With Delirium, Lauren Oliver proves she is a master at taking what seems to be a theme that has been done too many times and turning out a book that takes the story to a new level.
Delirium, due out in February begins with a theme that has been done to death. Like The Giver, The Uglies, and many other books about dystopias, the protagonist lives in a future society where personal freedom is a thing of the past.
But, as with her first book, Before I Fall, Oliver takes a subject which has been done over and over, and with wonderful writing and great characters, action and dialogue takes it to new heights. The story takes place in a huge city, not unlike Chicago. But unlike Chicago, it sits next to an ocean instead of Lake Michigan.
The setting in Delirium is grim — a future when the disease of “love” has been cured. No more lovesickness causing heartache and melancholy. No more desperation over lost loves–at the age of eighteen everyone has a fairly simple (for some not quite so simple) operation.
After the operation, everyone is content. Content to be “paired” with a suitable mate for life, content to have the requisite one or two children, content to live life unemotionally. If there are no delirious moments of elation, neither are there horrible moments of desperation.
Magdalena (Lena) can hardly wait for her operation. She is terrified of getting “infected” even though boys and girls are segregated and have almost no chance of interaction. Those who have had the operation have a distinctive triangular scar marking them forever.
The government, in trying to ensure compliance with the regulations, is repressive. Those who refuse the treatment are either killed or thrown into prisons unless they escape into the “Wilds,” the areas between the civilized, patrolled, loveless cities and towns.
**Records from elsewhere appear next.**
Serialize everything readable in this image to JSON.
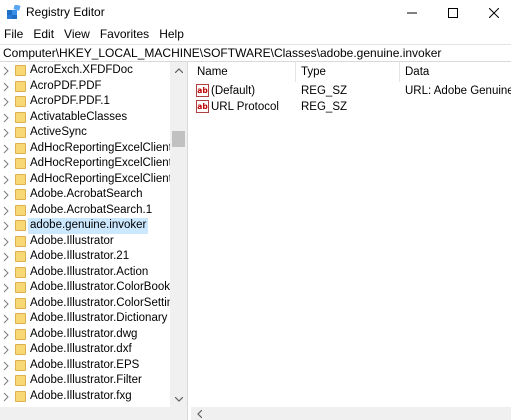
{
  "window": {
    "title": "Registry Editor",
    "icon": "registry-editor-icon"
  },
  "menu": {
    "items": [
      "File",
      "Edit",
      "View",
      "Favorites",
      "Help"
    ]
  },
  "address": {
    "path": "Computer\\HKEY_LOCAL_MACHINE\\SOFTWARE\\Classes\\adobe.genuine.invoker"
  },
  "tree": {
    "items": [
      {
        "label": "AcroExch.XFDFDoc",
        "selected": false
      },
      {
        "label": "AcroPDF.PDF",
        "selected": false
      },
      {
        "label": "AcroPDF.PDF.1",
        "selected": false
      },
      {
        "label": "ActivatableClasses",
        "selected": false
      },
      {
        "label": "ActiveSync",
        "selected": false
      },
      {
        "label": "AdHocReportingExcelClientLib",
        "selected": false
      },
      {
        "label": "AdHocReportingExcelClientLib",
        "selected": false
      },
      {
        "label": "AdHocReportingExcelClientLib",
        "selected": false
      },
      {
        "label": "Adobe.AcrobatSearch",
        "selected": false
      },
      {
        "label": "Adobe.AcrobatSearch.1",
        "selected": false
      },
      {
        "label": "adobe.genuine.invoker",
        "selected": true
      },
      {
        "label": "Adobe.Illustrator",
        "selected": false
      },
      {
        "label": "Adobe.Illustrator.21",
        "selected": false
      },
      {
        "label": "Adobe.Illustrator.Action",
        "selected": false
      },
      {
        "label": "Adobe.Illustrator.ColorBook",
        "selected": false
      },
      {
        "label": "Adobe.Illustrator.ColorSettings",
        "selected": false
      },
      {
        "label": "Adobe.Illustrator.Dictionary",
        "selected": false
      },
      {
        "label": "Adobe.Illustrator.dwg",
        "selected": false
      },
      {
        "label": "Adobe.Illustrator.dxf",
        "selected": false
      },
      {
        "label": "Adobe.Illustrator.EPS",
        "selected": false
      },
      {
        "label": "Adobe.Illustrator.Filter",
        "selected": false
      },
      {
        "label": "Adobe.Illustrator.fxg",
        "selected": false
      }
    ]
  },
  "values": {
    "columns": {
      "name": "Name",
      "type": "Type",
      "data": "Data"
    },
    "rows": [
      {
        "name": "(Default)",
        "type": "REG_SZ",
        "data": "URL: Adobe Genuine Invoker",
        "icon": "string-value-icon"
      },
      {
        "name": "URL Protocol",
        "type": "REG_SZ",
        "data": "",
        "icon": "string-value-icon"
      }
    ]
  },
  "colors": {
    "selection": "#cce8ff",
    "folder": "#f8d775",
    "scrollbar_track": "#f0f0f0"
  }
}
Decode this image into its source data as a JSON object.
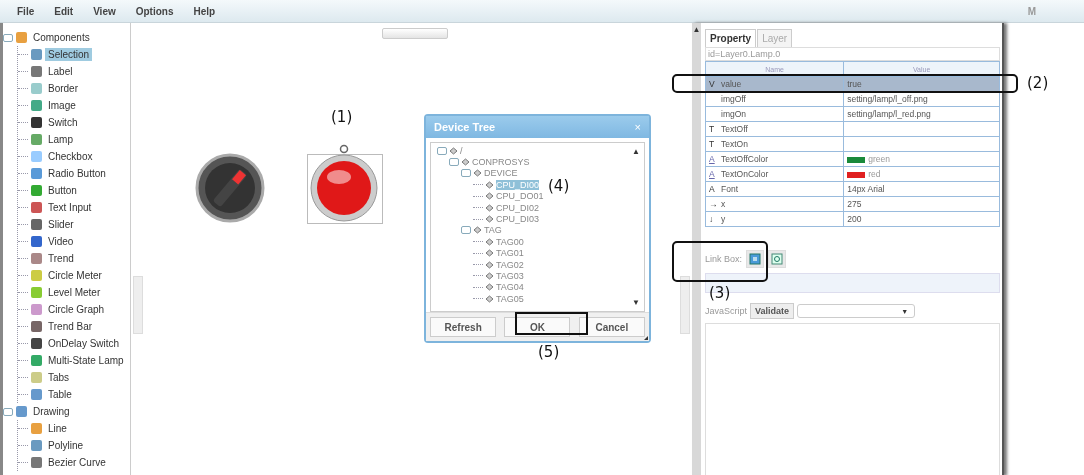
{
  "menu": [
    {
      "label": "File"
    },
    {
      "label": "Edit"
    },
    {
      "label": "View"
    },
    {
      "label": "Options"
    },
    {
      "label": "Help"
    },
    {
      "label": "M"
    }
  ],
  "sidebar": {
    "items": [
      {
        "label": "Components",
        "expanded": true,
        "selected": false,
        "children": [
          {
            "label": "Selection",
            "selected": true
          },
          {
            "label": "Label",
            "selected": false
          },
          {
            "label": "Border",
            "selected": false
          },
          {
            "label": "Image",
            "selected": false
          },
          {
            "label": "Switch",
            "selected": false
          },
          {
            "label": "Lamp",
            "selected": false
          },
          {
            "label": "Checkbox",
            "selected": false
          },
          {
            "label": "Radio Button",
            "selected": false
          },
          {
            "label": "Button",
            "selected": false
          },
          {
            "label": "Text Input",
            "selected": false
          },
          {
            "label": "Slider",
            "selected": false
          },
          {
            "label": "Video",
            "selected": false
          },
          {
            "label": "Trend",
            "selected": false
          },
          {
            "label": "Circle Meter",
            "selected": false
          },
          {
            "label": "Level Meter",
            "selected": false
          },
          {
            "label": "Circle Graph",
            "selected": false
          },
          {
            "label": "Trend Bar",
            "selected": false
          },
          {
            "label": "OnDelay Switch",
            "selected": false
          },
          {
            "label": "Multi-State Lamp",
            "selected": false
          },
          {
            "label": "Tabs",
            "selected": false
          },
          {
            "label": "Table",
            "selected": false
          }
        ]
      },
      {
        "label": "Drawing",
        "expanded": true,
        "selected": false,
        "children": [
          {
            "label": "Line",
            "selected": false
          },
          {
            "label": "Polyline",
            "selected": false
          },
          {
            "label": "Bezier Curve",
            "selected": false
          }
        ]
      }
    ]
  },
  "canvas": {
    "switch_on": true,
    "lamp_on": true,
    "lamp_selected": true
  },
  "dialog": {
    "title": "Device Tree",
    "close": "×",
    "tree": [
      {
        "label": "/",
        "selected": false,
        "children": [
          {
            "label": "CONPROSYS",
            "selected": false,
            "children": [
              {
                "label": "DEVICE",
                "selected": false,
                "children": [
                  {
                    "label": "CPU_DI00",
                    "selected": true
                  },
                  {
                    "label": "CPU_DO01",
                    "selected": false
                  },
                  {
                    "label": "CPU_DI02",
                    "selected": false
                  },
                  {
                    "label": "CPU_DI03",
                    "selected": false
                  }
                ]
              },
              {
                "label": "TAG",
                "selected": false,
                "children": [
                  {
                    "label": "TAG00",
                    "selected": false
                  },
                  {
                    "label": "TAG01",
                    "selected": false
                  },
                  {
                    "label": "TAG02",
                    "selected": false
                  },
                  {
                    "label": "TAG03",
                    "selected": false
                  },
                  {
                    "label": "TAG04",
                    "selected": false
                  },
                  {
                    "label": "TAG05",
                    "selected": false
                  }
                ]
              }
            ]
          }
        ]
      }
    ],
    "scroll_up": "▲",
    "scroll_down": "▼",
    "buttons": [
      {
        "label": "Refresh"
      },
      {
        "label": "OK"
      },
      {
        "label": "Cancel"
      }
    ]
  },
  "panel": {
    "scroll_up": "▲",
    "tabs": [
      {
        "label": "Property",
        "selected": true
      },
      {
        "label": "Layer",
        "selected": false
      }
    ],
    "id_line": "id=Layer0.Lamp.0",
    "columns": [
      "Name",
      "Value"
    ],
    "rows": [
      {
        "icon": "V",
        "name": "value",
        "value": "true",
        "selected": true
      },
      {
        "icon": "",
        "name": "imgOff",
        "value": "setting/lamp/l_off.png",
        "selected": false
      },
      {
        "icon": "",
        "name": "imgOn",
        "value": "setting/lamp/l_red.png",
        "selected": false
      },
      {
        "icon": "T",
        "name": "TextOff",
        "value": "",
        "selected": false
      },
      {
        "icon": "T",
        "name": "TextOn",
        "value": "",
        "selected": false
      },
      {
        "icon": "A",
        "name": "TextOffColor",
        "value": "green",
        "color": "#1a8a3a",
        "selected": false
      },
      {
        "icon": "A",
        "name": "TextOnColor",
        "value": "red",
        "color": "#e02020",
        "selected": false
      },
      {
        "icon": "A",
        "name": "Font",
        "value": "14px Arial",
        "selected": false
      },
      {
        "icon": "→",
        "name": "x",
        "value": "275",
        "selected": false
      },
      {
        "icon": "↓",
        "name": "y",
        "value": "200",
        "selected": false
      }
    ],
    "link_box_label": "Link Box:",
    "script_label": "JavaScript",
    "validate": "Validate",
    "select_arrow": "▼"
  },
  "annotations": [
    {
      "label": "(1)"
    },
    {
      "label": "(2)"
    },
    {
      "label": "(3)"
    },
    {
      "label": "(4)"
    },
    {
      "label": "(5)"
    }
  ]
}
Lena’s mother was one whose operation did not work. When her husband died, she persisted in crying and mourning. She disappeared when Lena was young, and Lena is told that the night before her mother’s fourth scheduled operation, she jumped from a cliff and died.
There are clever clues that Lena is not the average, go-with-the-flow girl that she seems to be at the start of the book. For example, during her pre-operation interview, which she has practiced over and over, instead of giving the “safe” favorite color choice of blue, Lena answers gray. Instead of a “safe” favorite book, Lena answers Romeo and Juliet–not a good choice for an anti-love society.
Luckily for Lena, before the interview she is failing is over, the “Invalids,” as the rebels are known, stage a protest and all the notes with Lena’s “incorrect” answers are lost. She gets another chance at an interview.
But fate intervenes in the form of a young man, Alex. When Lena sees his scar, she knows he is “safe.” According to the rules, she is allowed to be with him because he has had the “cure.” What she finds out is that his scars are fake, as is his life. What is not fake is the love that grows between them and what they do about it.
Lena’s thoughts and actions, her best friend, the police-state she lives in–all are carefully crafted as is the non-stop action and touching plot.
Lauren Oliver’s writing is page-turning suspense. Delirium will be a difficult book to put down–and it’s not a book that can be easily read in one sitting–it’s a long story. All the better; for readers will not want to leave Lena’s world. Personally, I’d like to know what happens to Lena. Perhaps a sequel?
Delirium will be available at local bookstores. The Book Stall in Chestnut Court in Winnetka will carry it as will Anderson’s Bookshop in Naperville and Downer’s Grove. Check both websites for their many author appearances.
Visit Lauren Oliver’s blog–it’s clever and witty.